_About this task:_ From the data below, copy each line that includes the word "message".

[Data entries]
>>>>>
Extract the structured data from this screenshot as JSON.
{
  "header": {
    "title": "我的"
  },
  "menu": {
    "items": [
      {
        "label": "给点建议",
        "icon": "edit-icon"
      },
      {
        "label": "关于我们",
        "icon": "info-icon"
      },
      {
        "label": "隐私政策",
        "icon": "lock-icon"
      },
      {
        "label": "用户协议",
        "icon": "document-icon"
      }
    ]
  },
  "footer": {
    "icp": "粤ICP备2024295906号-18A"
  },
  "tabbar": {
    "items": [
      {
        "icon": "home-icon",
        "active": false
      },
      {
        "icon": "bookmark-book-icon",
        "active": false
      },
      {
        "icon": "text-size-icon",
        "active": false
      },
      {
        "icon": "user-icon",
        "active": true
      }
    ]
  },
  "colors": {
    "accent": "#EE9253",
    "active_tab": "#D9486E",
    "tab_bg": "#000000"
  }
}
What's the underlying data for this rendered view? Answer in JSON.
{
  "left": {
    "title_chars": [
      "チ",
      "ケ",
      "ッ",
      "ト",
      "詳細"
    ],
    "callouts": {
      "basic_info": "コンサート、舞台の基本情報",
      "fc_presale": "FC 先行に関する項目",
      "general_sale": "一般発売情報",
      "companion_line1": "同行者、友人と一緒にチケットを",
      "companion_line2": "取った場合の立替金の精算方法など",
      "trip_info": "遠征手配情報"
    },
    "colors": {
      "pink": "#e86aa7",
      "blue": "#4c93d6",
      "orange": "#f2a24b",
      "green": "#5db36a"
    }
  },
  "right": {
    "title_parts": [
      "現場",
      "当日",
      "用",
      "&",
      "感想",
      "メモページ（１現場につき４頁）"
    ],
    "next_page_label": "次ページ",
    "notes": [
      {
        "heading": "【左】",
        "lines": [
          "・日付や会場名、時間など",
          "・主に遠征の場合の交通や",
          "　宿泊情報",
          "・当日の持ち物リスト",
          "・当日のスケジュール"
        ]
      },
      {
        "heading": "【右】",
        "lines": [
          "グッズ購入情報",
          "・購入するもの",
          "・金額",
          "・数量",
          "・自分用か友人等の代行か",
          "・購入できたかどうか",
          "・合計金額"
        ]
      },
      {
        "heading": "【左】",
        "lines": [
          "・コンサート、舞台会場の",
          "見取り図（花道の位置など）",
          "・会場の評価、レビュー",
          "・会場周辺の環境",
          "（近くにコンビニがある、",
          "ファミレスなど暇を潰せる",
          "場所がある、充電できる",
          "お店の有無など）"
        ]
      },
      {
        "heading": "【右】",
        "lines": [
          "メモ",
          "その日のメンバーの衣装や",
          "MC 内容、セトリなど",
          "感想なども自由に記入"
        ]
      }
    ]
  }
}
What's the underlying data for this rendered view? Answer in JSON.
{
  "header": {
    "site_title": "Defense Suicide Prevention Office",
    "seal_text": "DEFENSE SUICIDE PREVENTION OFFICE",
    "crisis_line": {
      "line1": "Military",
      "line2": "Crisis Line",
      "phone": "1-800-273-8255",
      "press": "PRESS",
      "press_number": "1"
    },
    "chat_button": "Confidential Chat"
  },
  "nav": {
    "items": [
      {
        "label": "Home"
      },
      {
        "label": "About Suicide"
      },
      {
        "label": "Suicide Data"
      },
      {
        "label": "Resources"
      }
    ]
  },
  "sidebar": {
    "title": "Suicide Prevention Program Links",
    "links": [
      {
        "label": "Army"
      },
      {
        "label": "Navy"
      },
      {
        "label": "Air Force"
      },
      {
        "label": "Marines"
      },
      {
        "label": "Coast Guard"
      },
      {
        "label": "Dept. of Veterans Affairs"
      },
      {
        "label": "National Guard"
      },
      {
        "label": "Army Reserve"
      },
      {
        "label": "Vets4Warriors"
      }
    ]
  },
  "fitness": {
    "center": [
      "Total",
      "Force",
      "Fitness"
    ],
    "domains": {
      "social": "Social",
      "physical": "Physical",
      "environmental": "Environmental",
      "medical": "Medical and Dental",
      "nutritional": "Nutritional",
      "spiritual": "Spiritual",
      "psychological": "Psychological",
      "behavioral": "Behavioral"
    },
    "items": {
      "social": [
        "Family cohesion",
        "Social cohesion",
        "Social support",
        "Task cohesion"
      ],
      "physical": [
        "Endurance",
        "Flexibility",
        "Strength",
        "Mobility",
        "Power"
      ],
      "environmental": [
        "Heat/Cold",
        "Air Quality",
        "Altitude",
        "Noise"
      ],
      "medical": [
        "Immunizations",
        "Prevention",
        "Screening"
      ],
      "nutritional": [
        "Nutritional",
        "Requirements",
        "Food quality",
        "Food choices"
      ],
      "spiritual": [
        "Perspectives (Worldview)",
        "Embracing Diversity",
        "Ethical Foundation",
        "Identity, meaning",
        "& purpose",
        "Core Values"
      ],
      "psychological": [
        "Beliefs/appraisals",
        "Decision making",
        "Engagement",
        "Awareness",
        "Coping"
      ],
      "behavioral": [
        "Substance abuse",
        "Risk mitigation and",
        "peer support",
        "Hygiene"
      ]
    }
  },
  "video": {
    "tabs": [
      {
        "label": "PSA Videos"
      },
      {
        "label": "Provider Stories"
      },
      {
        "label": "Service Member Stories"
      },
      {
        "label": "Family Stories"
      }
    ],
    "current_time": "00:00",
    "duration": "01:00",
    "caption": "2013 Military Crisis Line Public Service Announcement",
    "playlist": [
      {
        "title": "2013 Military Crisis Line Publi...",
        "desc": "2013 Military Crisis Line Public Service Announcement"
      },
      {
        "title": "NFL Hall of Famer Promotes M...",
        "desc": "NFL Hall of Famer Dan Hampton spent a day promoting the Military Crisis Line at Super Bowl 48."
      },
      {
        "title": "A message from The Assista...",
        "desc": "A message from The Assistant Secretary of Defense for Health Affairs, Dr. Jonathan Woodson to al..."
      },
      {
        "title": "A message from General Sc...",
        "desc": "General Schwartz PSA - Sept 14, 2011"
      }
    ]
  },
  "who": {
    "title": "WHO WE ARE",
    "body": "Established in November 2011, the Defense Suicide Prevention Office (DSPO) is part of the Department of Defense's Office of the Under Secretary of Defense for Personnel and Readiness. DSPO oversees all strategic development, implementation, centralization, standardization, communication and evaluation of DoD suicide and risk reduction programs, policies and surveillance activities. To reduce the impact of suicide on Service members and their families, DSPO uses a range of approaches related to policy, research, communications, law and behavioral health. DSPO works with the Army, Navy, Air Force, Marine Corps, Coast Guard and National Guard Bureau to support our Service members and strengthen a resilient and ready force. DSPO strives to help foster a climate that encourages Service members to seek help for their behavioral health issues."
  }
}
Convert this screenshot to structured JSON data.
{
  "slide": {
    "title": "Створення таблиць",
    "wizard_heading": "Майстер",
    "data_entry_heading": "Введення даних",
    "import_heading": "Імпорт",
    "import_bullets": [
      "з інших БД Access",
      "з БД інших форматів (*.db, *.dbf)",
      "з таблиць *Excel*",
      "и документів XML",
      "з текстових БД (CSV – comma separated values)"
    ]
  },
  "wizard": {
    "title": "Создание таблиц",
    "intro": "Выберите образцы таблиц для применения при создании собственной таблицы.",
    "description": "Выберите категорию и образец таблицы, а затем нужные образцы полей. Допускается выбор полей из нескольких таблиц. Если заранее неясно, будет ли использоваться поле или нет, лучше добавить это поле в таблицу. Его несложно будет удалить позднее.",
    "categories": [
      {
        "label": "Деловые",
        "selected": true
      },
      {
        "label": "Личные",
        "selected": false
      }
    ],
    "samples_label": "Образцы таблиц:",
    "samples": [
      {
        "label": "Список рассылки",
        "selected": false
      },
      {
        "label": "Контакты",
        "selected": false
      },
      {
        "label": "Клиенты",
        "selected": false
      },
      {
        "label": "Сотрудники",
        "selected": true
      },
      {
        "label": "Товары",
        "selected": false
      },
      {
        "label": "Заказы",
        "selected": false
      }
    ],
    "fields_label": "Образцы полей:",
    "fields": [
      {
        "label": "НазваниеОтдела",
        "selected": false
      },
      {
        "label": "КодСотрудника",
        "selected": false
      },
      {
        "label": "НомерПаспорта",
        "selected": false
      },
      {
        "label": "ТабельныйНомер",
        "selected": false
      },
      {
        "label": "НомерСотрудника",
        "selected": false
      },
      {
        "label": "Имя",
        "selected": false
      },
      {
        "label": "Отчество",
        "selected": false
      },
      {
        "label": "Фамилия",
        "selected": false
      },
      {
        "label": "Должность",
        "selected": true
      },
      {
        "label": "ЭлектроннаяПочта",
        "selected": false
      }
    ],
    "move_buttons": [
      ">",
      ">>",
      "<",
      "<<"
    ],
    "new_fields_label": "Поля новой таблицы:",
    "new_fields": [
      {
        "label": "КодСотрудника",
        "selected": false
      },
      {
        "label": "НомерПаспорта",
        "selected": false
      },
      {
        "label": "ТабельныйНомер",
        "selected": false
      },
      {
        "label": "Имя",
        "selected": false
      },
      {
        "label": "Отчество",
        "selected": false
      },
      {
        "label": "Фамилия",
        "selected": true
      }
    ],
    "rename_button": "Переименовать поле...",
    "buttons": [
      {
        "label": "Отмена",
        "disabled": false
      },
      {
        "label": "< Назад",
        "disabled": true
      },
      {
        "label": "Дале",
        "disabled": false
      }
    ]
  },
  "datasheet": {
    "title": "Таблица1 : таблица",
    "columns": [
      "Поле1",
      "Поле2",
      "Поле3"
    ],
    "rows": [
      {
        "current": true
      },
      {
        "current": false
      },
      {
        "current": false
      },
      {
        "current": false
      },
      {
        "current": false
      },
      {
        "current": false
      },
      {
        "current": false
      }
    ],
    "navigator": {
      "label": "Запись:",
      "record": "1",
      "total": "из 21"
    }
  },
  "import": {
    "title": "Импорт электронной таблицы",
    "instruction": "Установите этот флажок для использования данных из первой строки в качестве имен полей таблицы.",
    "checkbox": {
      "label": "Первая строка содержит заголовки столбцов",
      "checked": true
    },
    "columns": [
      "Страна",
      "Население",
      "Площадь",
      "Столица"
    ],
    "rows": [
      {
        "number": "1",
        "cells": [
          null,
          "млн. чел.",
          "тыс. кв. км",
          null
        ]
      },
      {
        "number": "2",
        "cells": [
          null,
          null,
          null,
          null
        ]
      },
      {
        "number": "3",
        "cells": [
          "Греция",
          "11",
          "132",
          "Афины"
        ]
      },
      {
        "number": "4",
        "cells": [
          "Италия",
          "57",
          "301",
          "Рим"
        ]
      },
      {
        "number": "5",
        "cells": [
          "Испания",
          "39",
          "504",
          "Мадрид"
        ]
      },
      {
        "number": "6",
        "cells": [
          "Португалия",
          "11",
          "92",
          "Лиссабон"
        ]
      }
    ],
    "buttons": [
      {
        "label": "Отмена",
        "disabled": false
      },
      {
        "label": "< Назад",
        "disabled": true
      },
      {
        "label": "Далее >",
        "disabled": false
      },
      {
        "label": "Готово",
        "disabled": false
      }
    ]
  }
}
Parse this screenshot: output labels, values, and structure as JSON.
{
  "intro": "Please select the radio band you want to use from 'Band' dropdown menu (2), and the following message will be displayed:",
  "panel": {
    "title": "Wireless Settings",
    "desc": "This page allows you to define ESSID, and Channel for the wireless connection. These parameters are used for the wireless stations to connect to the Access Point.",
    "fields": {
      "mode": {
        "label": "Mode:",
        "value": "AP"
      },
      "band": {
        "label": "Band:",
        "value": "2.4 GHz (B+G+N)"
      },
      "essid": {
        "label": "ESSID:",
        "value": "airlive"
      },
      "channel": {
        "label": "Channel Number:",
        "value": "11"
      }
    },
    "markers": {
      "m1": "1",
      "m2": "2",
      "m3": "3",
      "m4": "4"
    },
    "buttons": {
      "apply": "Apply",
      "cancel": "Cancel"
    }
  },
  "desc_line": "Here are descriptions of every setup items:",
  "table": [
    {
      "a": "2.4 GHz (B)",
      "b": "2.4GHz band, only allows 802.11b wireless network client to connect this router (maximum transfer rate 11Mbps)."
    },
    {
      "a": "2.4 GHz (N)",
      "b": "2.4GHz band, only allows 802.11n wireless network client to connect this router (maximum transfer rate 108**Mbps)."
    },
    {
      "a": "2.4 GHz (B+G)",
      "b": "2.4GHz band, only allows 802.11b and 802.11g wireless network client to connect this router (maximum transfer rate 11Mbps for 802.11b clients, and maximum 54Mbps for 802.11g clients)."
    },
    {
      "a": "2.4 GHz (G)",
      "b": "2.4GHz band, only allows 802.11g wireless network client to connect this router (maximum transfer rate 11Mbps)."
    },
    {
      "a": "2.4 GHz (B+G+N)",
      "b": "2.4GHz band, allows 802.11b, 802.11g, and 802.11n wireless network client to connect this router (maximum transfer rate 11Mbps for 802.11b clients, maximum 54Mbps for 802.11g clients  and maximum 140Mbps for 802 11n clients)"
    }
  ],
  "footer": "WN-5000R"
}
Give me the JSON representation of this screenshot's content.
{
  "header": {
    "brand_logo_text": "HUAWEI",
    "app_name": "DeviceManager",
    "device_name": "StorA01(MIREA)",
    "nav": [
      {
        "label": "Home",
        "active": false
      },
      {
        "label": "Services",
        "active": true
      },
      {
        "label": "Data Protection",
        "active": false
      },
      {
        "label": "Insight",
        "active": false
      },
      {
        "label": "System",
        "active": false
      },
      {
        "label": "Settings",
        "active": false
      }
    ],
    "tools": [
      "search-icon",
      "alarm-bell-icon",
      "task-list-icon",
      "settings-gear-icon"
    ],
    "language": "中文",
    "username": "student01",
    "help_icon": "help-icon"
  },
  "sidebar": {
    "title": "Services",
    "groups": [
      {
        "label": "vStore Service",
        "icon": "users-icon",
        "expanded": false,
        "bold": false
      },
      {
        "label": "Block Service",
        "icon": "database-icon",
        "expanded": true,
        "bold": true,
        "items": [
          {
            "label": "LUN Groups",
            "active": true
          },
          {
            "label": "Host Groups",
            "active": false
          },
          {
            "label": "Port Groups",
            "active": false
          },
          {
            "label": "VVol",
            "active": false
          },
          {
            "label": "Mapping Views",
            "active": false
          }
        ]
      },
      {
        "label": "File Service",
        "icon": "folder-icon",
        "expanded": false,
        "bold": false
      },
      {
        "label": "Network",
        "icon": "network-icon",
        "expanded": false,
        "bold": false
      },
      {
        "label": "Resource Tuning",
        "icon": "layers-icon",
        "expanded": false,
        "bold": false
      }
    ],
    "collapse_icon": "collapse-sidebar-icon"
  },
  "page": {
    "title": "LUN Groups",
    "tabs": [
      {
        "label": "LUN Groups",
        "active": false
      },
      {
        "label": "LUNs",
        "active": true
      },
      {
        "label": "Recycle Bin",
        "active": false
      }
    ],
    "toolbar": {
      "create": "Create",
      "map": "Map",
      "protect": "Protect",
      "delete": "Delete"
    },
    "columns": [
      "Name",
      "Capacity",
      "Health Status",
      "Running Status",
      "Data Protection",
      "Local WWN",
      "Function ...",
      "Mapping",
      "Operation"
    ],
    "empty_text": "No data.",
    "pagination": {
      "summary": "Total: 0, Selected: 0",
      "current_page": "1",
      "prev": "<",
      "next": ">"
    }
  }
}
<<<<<
_Output:_
        "title": "A message from The Assista...",
        "desc": "A message from The Assistant Secretary of Defense for Health Affairs, Dr. Jonathan Woodson to al..."
        "title": "A message from General Sc...",
  "intro": "Please select the radio band you want to use from 'Band' dropdown menu (2), and the following message will be displayed:",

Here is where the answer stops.